Rare Second World War medals awarded to 'vital' Lowestoft woman set to be auctioned
PUBLISHED: 12:50 04 February 2019
She was honoured for her "courage" and devoted duty during the "constant threat" of enemy air attacks.
And now a rare British Empire Medal (BEM), which was awarded to Dorothy Dallimer, of Lowestoft, for her efforts and dedicated service in the town during the Second World War air raids of 1941, is set to be auctioned this month.
It is being auctioned alongside an Imperial Service Medal that was also awarded to Miss Dallimer in 1945 at the orders, decorations, medals and militaria sale organised by the Dix Noonan Webb auction house in London on February 27.
And what makes this a particularly “rare distinction” was that these medals were awarded for her “vital civilian” work as a telephone supervisor at Lowestoft Post Office, which was carried out in “very much an active war setting.”
According to the auction house, Miss Dallimer was born in St Margaret’s, Lowestoft, on December 1, 1889.
After being first appointed to the Lowestoft Post Office as a telephone operator in November 1906, research shows she was employed during the Second World War as an assistant supervisor at the Lowestoft Post Office.
She was awarded the British Empire Medal in October 1941, “for her bravery in maintaining an efficient telephone service during periods of constant danger, while raids were targeting the port and the naval establishments.”
According to the London Gazette edition of October 10, 1941, which highlighted her award, it says: “Miss Dorothy Ann Daphne Dallimer, assistant supervisor, Class II, Post Office, Lowestoft.
“This supervisor of women telephone operators has, by her courage and devotion to duty, set a fine example to her staff.

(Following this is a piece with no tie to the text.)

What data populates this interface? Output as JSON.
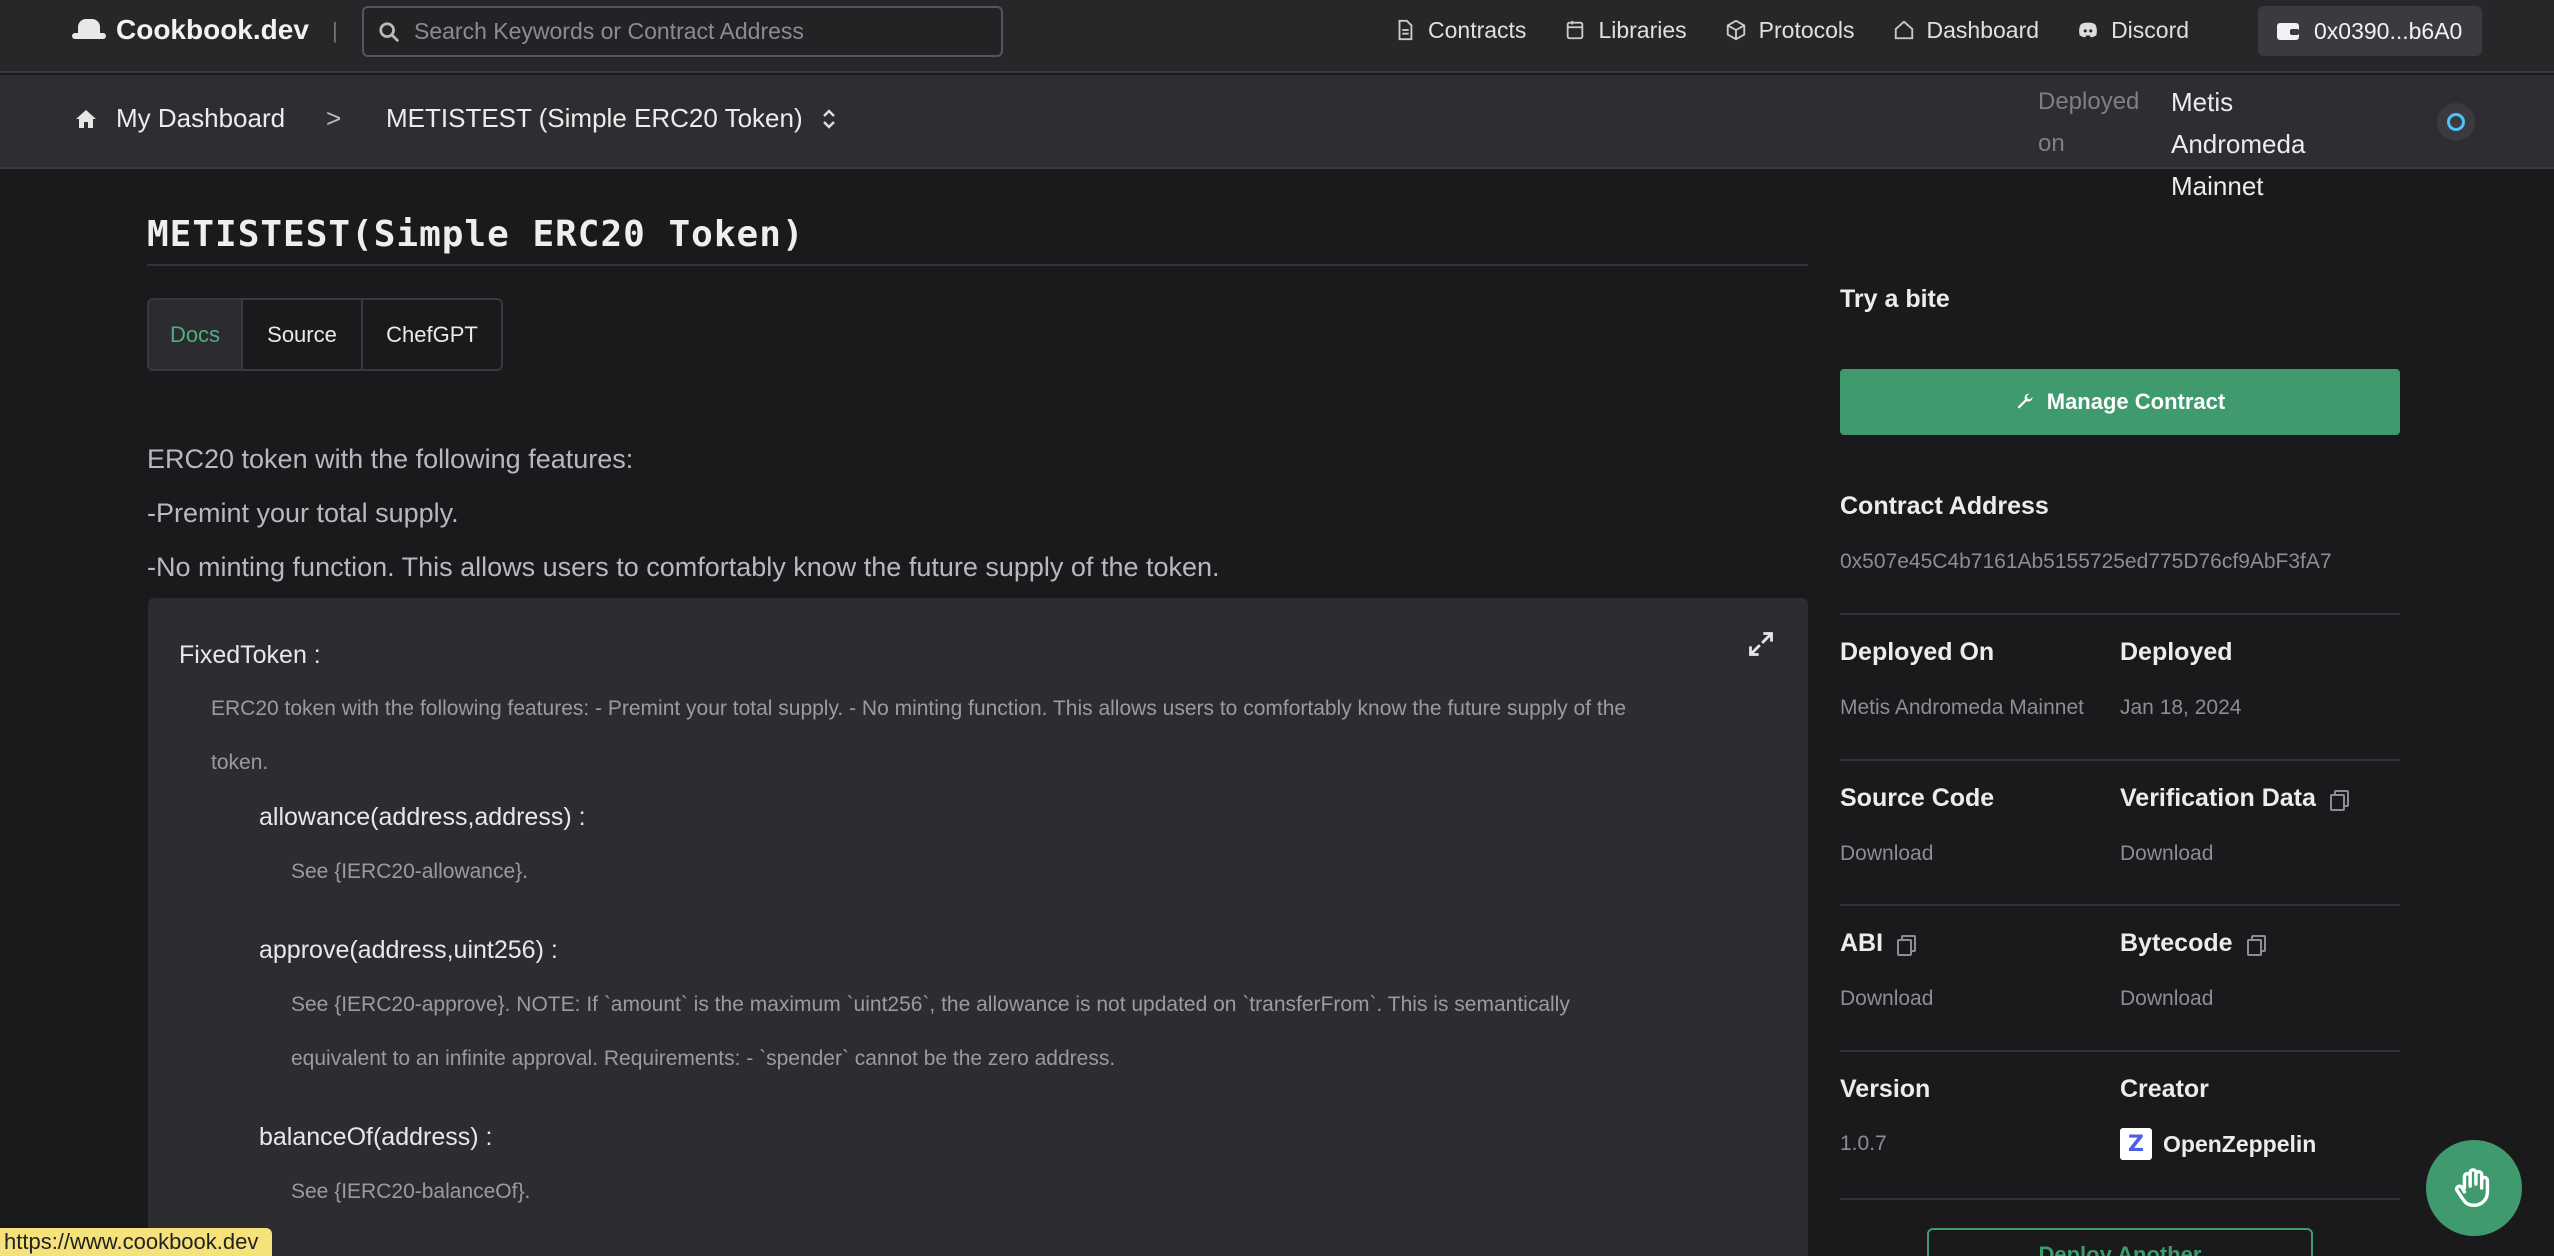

“Throughout the air raids in the areas where she works, she had maintained an efficient telephone service during periods of constant danger.”
The London Gazette edition of August 17, 1945 said that Miss Dallimer was awarded her Imperial Service Medal upon her retirement in 1945, “prior to her marriage that summer on the cessation of hostilities.”
Research shows she died in Lowestoft in June 1973.
With “significant interest” expected among collectors, the medals – which have an estimate of between £400 and £500 – are being sold with a photocopied extract from the Lowestoft Journal and Mercury edition of October 18, 1941, which contains a photograph of the recipient.
Oliver Pepys, specialist in the medal department at Dix Noonan Webb, said: “Dorothy Dallimer’s award of the BEM was extremely well merited – a civilian, without any military training, she nevertheless carried out her vital work under the constant threat of enemy air attacks, and as a result had the rare distinction of being awarded a civilian decoration in what was very much an active war setting.
“Given the circumstances of the award we expect significant interest in this lot on the day of the auction.”